Mozilla had a great year. Since Chrome's first release and its gigantic marketing (remember those video ads, giants billboards in all inhabited place, and all those links on Google's websites…), Firefox's market shares slowly diminished. But Mozilla is awakening and many of its efforts starts to show off.
Now Mozilla release “oxidized” Firefox (it means they are implementing more and more code written in Rust (rust… oxide… it's not my idea, it's semi-official)) and rebuild all its infrastructure with some trade offs. The biggest one is the end of all the ancients addon's API and the adoption of a new one : webextension. It's a big loss but it's for better stability and security. Many users felt betrayed and choose to change their browser (mainly to adopt browsers with the same new addons api than firefox (ironic)), me included. But finally the ultimate drama of 2017 is elsewhere.
Mozilla pushed to all Firefoxes a small unactivated addon. But if you accidentally go to about:config and change the right setting, to the right value, you could have activated this addon which adds headers and other references to Mr Robot. Such a drama !
Seriously, if you are panicking because an unwanted addon has been auto installed but not activated without your consent you should stand back a little. You just have a self-updating browser (in most cases), which can add code you (probably) can't see (whereas you can see a new installed addon), which add code you can't remove (whereas you can remove an addon) and which is limited (whereas actual code can access your filesystem, network and hardware).
Moreover, if your reaction is to adopt a closed-source browser (most other browsers), you expose yourself to the exact same thing but without all the advantages from an addon (security, restricted access, removability, discoverability) and you can add all the bad stuff that comes with closed-sources software…

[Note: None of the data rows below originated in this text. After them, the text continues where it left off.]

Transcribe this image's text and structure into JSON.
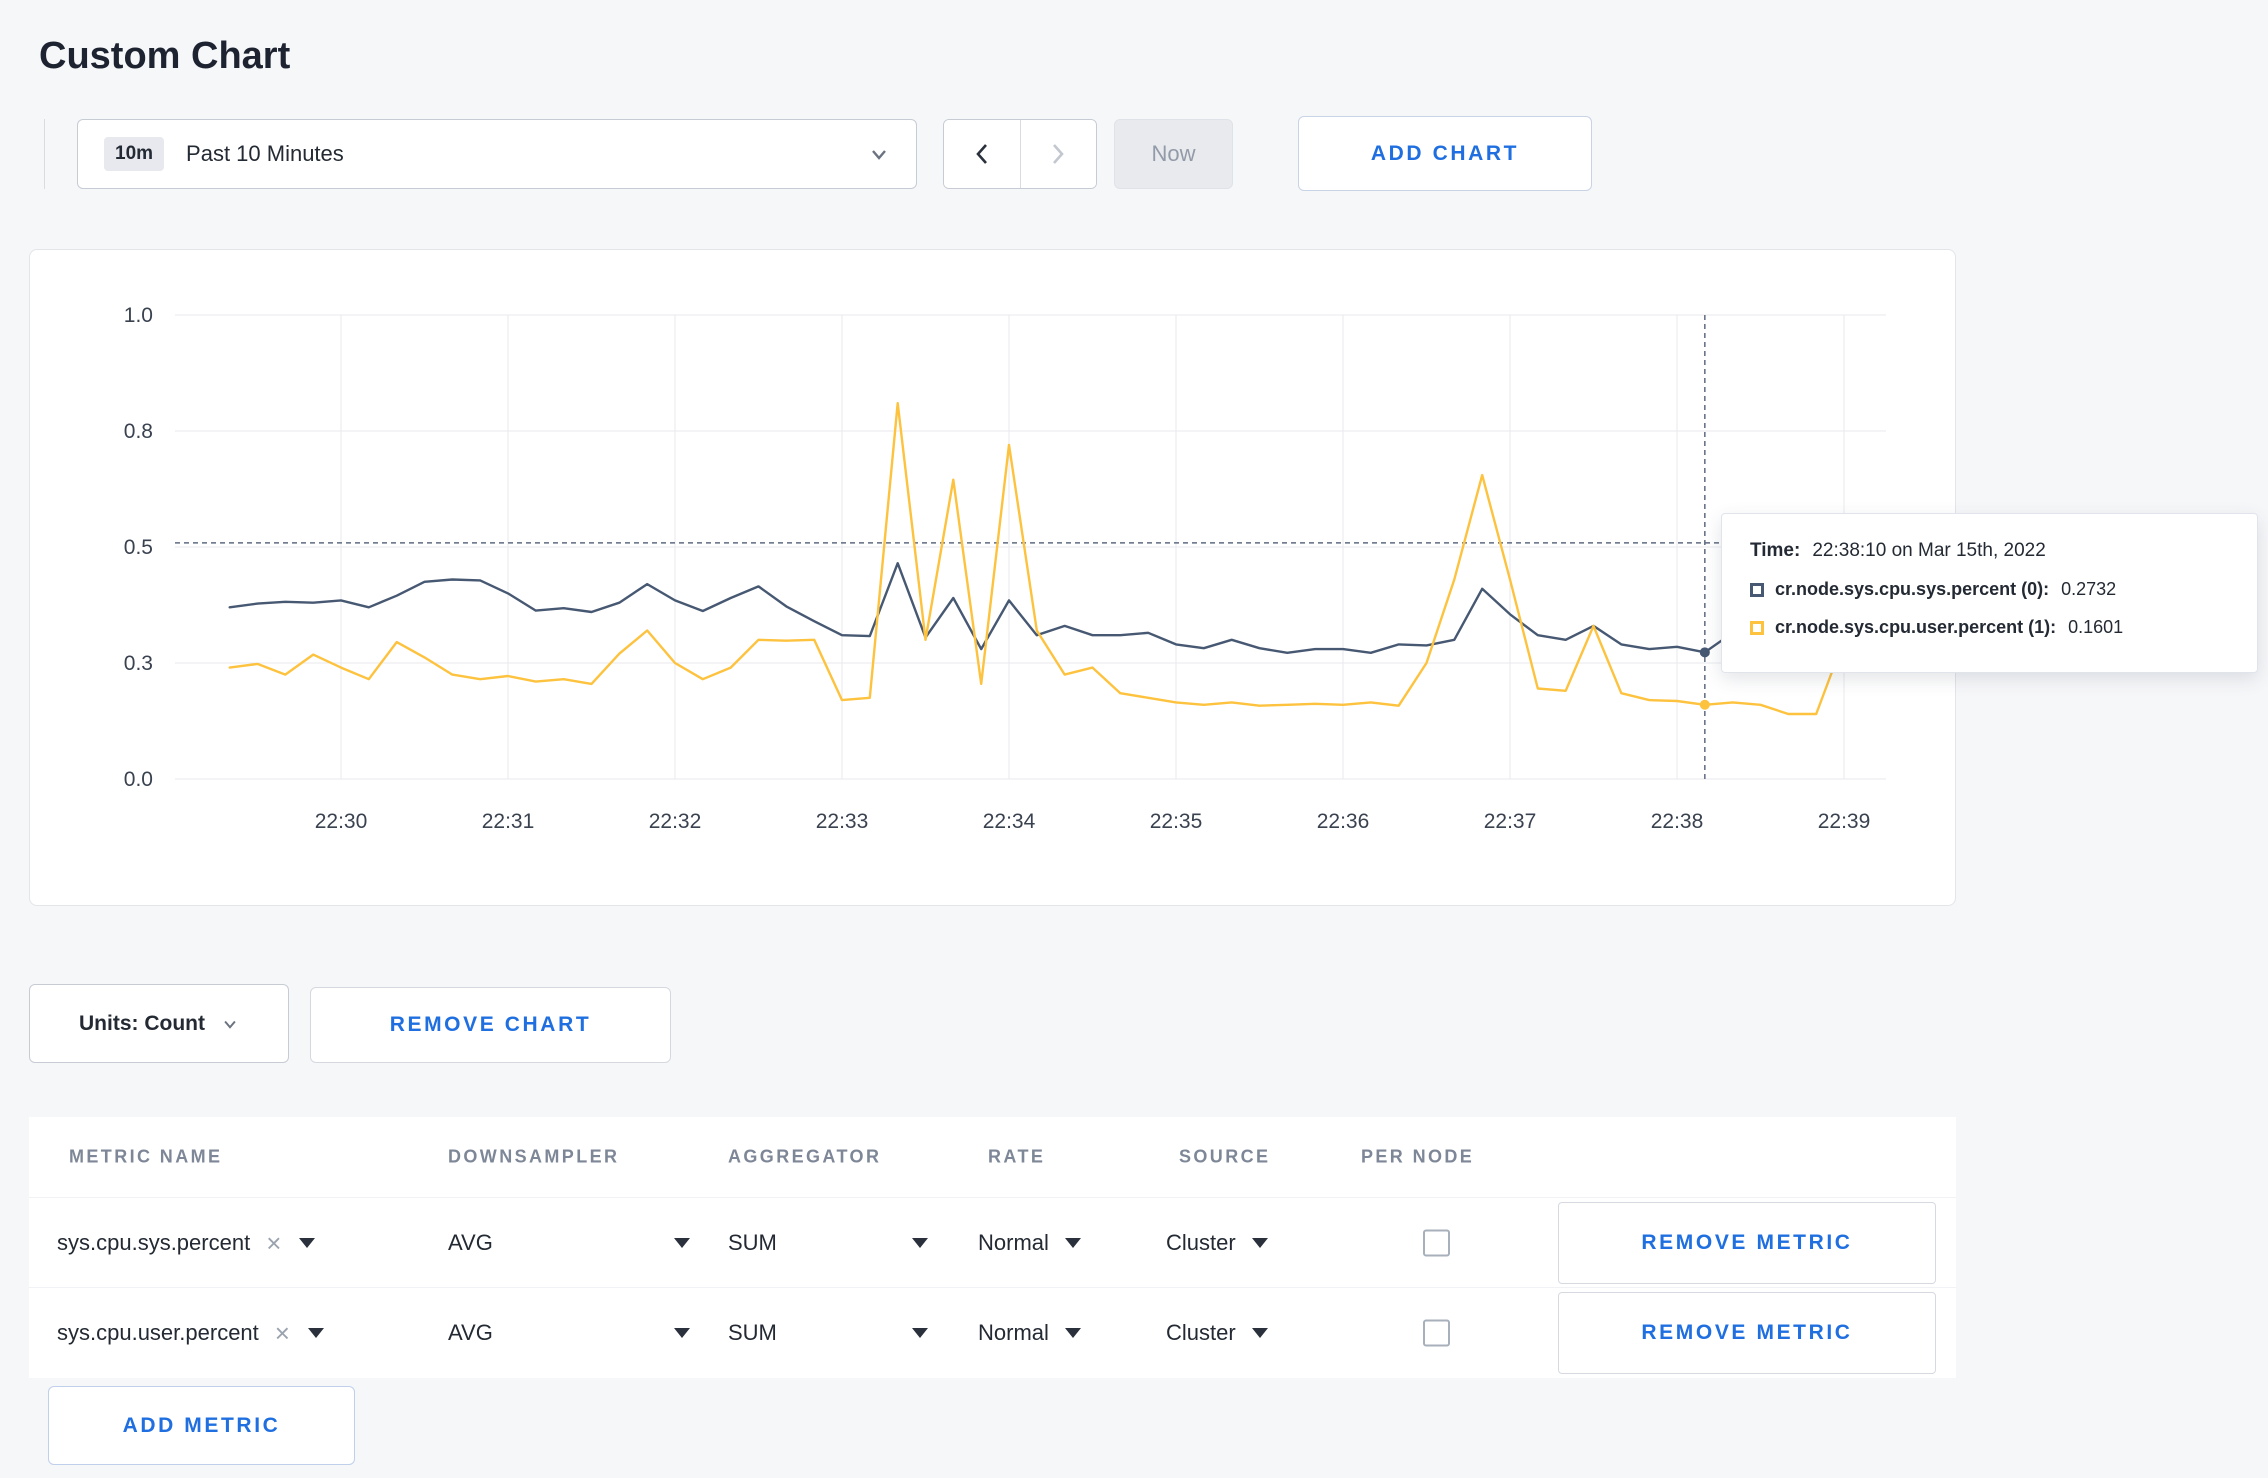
{
  "page": {
    "title": "Custom Chart",
    "accent": "#1f6fe0",
    "background": "#f6f7f9"
  },
  "toolbar": {
    "time_range": {
      "badge": "10m",
      "label": "Past 10 Minutes"
    },
    "now_label": "Now",
    "add_chart_label": "ADD CHART"
  },
  "chart_data": {
    "type": "line",
    "title": "",
    "xlabel": "",
    "ylabel": "",
    "ylim": [
      0,
      1
    ],
    "grid": true,
    "x_axis": {
      "tick_labels": [
        "22:30",
        "22:31",
        "22:32",
        "22:33",
        "22:34",
        "22:35",
        "22:36",
        "22:37",
        "22:38",
        "22:39"
      ],
      "start_offset_seconds": -40,
      "step_seconds": 10
    },
    "y_axis": {
      "ticks": [
        {
          "label": "0.0",
          "value": 0
        },
        {
          "label": "0.3",
          "value": 0.25
        },
        {
          "label": "0.5",
          "value": 0.5
        },
        {
          "label": "0.8",
          "value": 0.75
        },
        {
          "label": "1.0",
          "value": 1.0
        }
      ]
    },
    "series": [
      {
        "name": "cr.node.sys.cpu.sys.percent",
        "color": "#475872",
        "values": [
          0.37,
          0.378,
          0.382,
          0.38,
          0.385,
          0.37,
          0.395,
          0.425,
          0.43,
          0.428,
          0.4,
          0.363,
          0.368,
          0.36,
          0.38,
          0.42,
          0.385,
          0.362,
          0.39,
          0.415,
          0.372,
          0.34,
          0.31,
          0.308,
          0.465,
          0.305,
          0.39,
          0.28,
          0.385,
          0.31,
          0.33,
          0.31,
          0.31,
          0.315,
          0.29,
          0.282,
          0.3,
          0.282,
          0.272,
          0.28,
          0.28,
          0.272,
          0.29,
          0.288,
          0.3,
          0.41,
          0.355,
          0.31,
          0.3,
          0.33,
          0.29,
          0.28,
          0.285,
          0.273,
          0.315,
          0.3,
          0.298,
          0.31,
          0.302,
          0.308
        ]
      },
      {
        "name": "cr.node.sys.cpu.user.percent",
        "color": "#fdc23e",
        "values": [
          0.24,
          0.248,
          0.225,
          0.268,
          0.24,
          0.215,
          0.295,
          0.262,
          0.225,
          0.215,
          0.222,
          0.21,
          0.215,
          0.205,
          0.27,
          0.32,
          0.25,
          0.215,
          0.24,
          0.3,
          0.298,
          0.3,
          0.17,
          0.175,
          0.81,
          0.3,
          0.645,
          0.205,
          0.72,
          0.32,
          0.225,
          0.24,
          0.185,
          0.175,
          0.165,
          0.16,
          0.165,
          0.158,
          0.16,
          0.162,
          0.16,
          0.165,
          0.158,
          0.25,
          0.43,
          0.655,
          0.43,
          0.195,
          0.19,
          0.33,
          0.185,
          0.17,
          0.168,
          0.16,
          0.165,
          0.16,
          0.14,
          0.14,
          0.3,
          0.232
        ]
      }
    ],
    "crosshair": {
      "index": 53,
      "time": "22:38:10",
      "hline_value": 0.509
    }
  },
  "tooltip": {
    "time_label": "Time:",
    "time_value": "22:38:10 on Mar 15th, 2022",
    "entries": [
      {
        "name": "cr.node.sys.cpu.sys.percent (0):",
        "value": "0.2732",
        "color": "#475872"
      },
      {
        "name": "cr.node.sys.cpu.user.percent (1):",
        "value": "0.1601",
        "color": "#fdc23e"
      }
    ]
  },
  "chart_footer": {
    "units_label": "Units: Count",
    "remove_chart_label": "REMOVE CHART"
  },
  "metrics_table": {
    "headers": [
      "METRIC NAME",
      "DOWNSAMPLER",
      "AGGREGATOR",
      "RATE",
      "SOURCE",
      "PER NODE"
    ],
    "rows": [
      {
        "metric": "sys.cpu.sys.percent",
        "downsampler": "AVG",
        "aggregator": "SUM",
        "rate": "Normal",
        "source": "Cluster",
        "per_node": false,
        "remove_label": "REMOVE METRIC"
      },
      {
        "metric": "sys.cpu.user.percent",
        "downsampler": "AVG",
        "aggregator": "SUM",
        "rate": "Normal",
        "source": "Cluster",
        "per_node": false,
        "remove_label": "REMOVE METRIC"
      }
    ],
    "add_metric_label": "ADD METRIC"
  }
}
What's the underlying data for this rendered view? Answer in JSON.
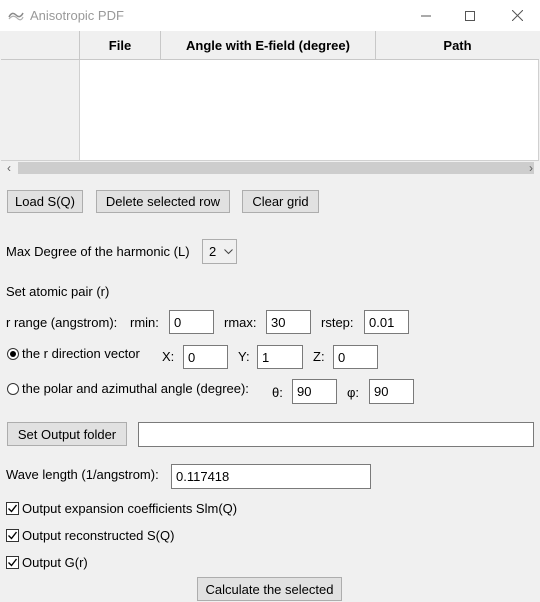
{
  "window": {
    "title": "Anisotropic PDF"
  },
  "grid": {
    "columns": [
      "File",
      "Angle with E-field (degree)",
      "Path"
    ]
  },
  "toolbar": {
    "load": "Load S(Q)",
    "delete": "Delete selected row",
    "clear": "Clear grid"
  },
  "harmonic": {
    "label": "Max Degree of the harmonic (L)",
    "value": "2"
  },
  "atomic_pair": {
    "heading": "Set atomic pair (r)"
  },
  "r_range": {
    "label": "r range (angstrom):",
    "rmin_label": "rmin:",
    "rmin": "0",
    "rmax_label": "rmax:",
    "rmax": "30",
    "rstep_label": "rstep:",
    "rstep": "0.01"
  },
  "direction": {
    "label": "the r direction vector",
    "x_label": "X:",
    "x": "0",
    "y_label": "Y:",
    "y": "1",
    "z_label": "Z:",
    "z": "0",
    "selected": true
  },
  "angles": {
    "label": "the polar and azimuthal angle (degree):",
    "theta_label": "θ:",
    "theta": "90",
    "phi_label": "φ:",
    "phi": "90",
    "selected": false
  },
  "output": {
    "button": "Set Output folder",
    "path": ""
  },
  "wavelength": {
    "label": "Wave length (1/angstrom):",
    "value": "0.117418"
  },
  "options": [
    {
      "label": "Output expansion coefficients Slm(Q)",
      "checked": true
    },
    {
      "label": "Output reconstructed S(Q)",
      "checked": true
    },
    {
      "label": "Output G(r)",
      "checked": true
    }
  ],
  "calculate": "Calculate the selected",
  "colors": {
    "titlebar": "#ffffff",
    "window_bg": "#f0f0f0",
    "button_bg": "#e1e1e1"
  }
}
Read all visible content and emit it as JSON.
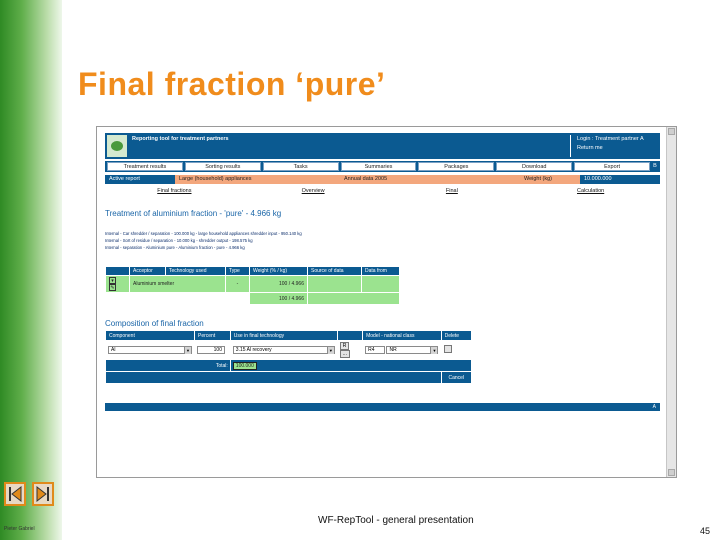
{
  "slide": {
    "title": "Final fraction ‘pure’",
    "footer": "WF-RepTool - general presentation",
    "author": "Pieter Gabriel",
    "page": "45"
  },
  "app": {
    "title": "Reporting tool for treatment partners",
    "login": [
      "Login : Treatment partner A",
      "Return me"
    ],
    "menu": [
      "Treatment results",
      "Sorting results",
      "Tasks",
      "Summaries",
      "Packages",
      "Download",
      "Export"
    ],
    "menu_end": "B",
    "subnav": [
      "Active report",
      "Large (household) appliances",
      "Annual data 2005",
      "Weight (kg)",
      "10.000.000"
    ],
    "links": [
      "Final fractions",
      "Overview",
      "Final",
      "Calculation"
    ],
    "section_title": "Treatment of aluminium fraction - 'pure' - 4.966 kg",
    "info_lines": [
      "Internal - Car shredder / separation - 100.000 kg - large household appliances shredder input - 950.140 kg",
      "Internal - Sort of residue / separation - 10.000 kg - shredder output - 198.575 kg",
      "Internal - separation - Aluminium pure - Aluminium fraction - pure - 4.966 kg"
    ],
    "acceptor_table": {
      "headers": [
        "Acceptor",
        "Technology used",
        "Type",
        "Weight (% / kg)",
        "Source of data",
        "Data from"
      ],
      "row": [
        "Aluminium smelter",
        "",
        "",
        "100 / 4.966",
        "",
        ""
      ],
      "total": "100 / 4.966"
    },
    "composition": {
      "title": "Composition of final fraction",
      "headers": [
        "Component",
        "Percent",
        "Use in final technology",
        "",
        "Model - national class",
        "Delete"
      ],
      "row": {
        "component": "Al",
        "percent": "100",
        "use": "3.15 Al recovery",
        "r_btn": "R",
        "dots": "...",
        "model": "R4",
        "cls": "NR"
      },
      "total_label": "Total:",
      "total_value": "100.000",
      "cancel": "Cancel"
    },
    "bottom_end": "A"
  },
  "colors": {
    "accent": "#f08c1c",
    "header_blue": "#0b5a91",
    "row_green": "#9be38f",
    "subnav_orange": "#f3a77d"
  }
}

I reckon Mozilla's attitude is pretty bad. No communication at all, it looks like an ad and/or hacking attempt. But it's far from all the closed-source problems.
Mozilla started communicating about it in its knowledge pase.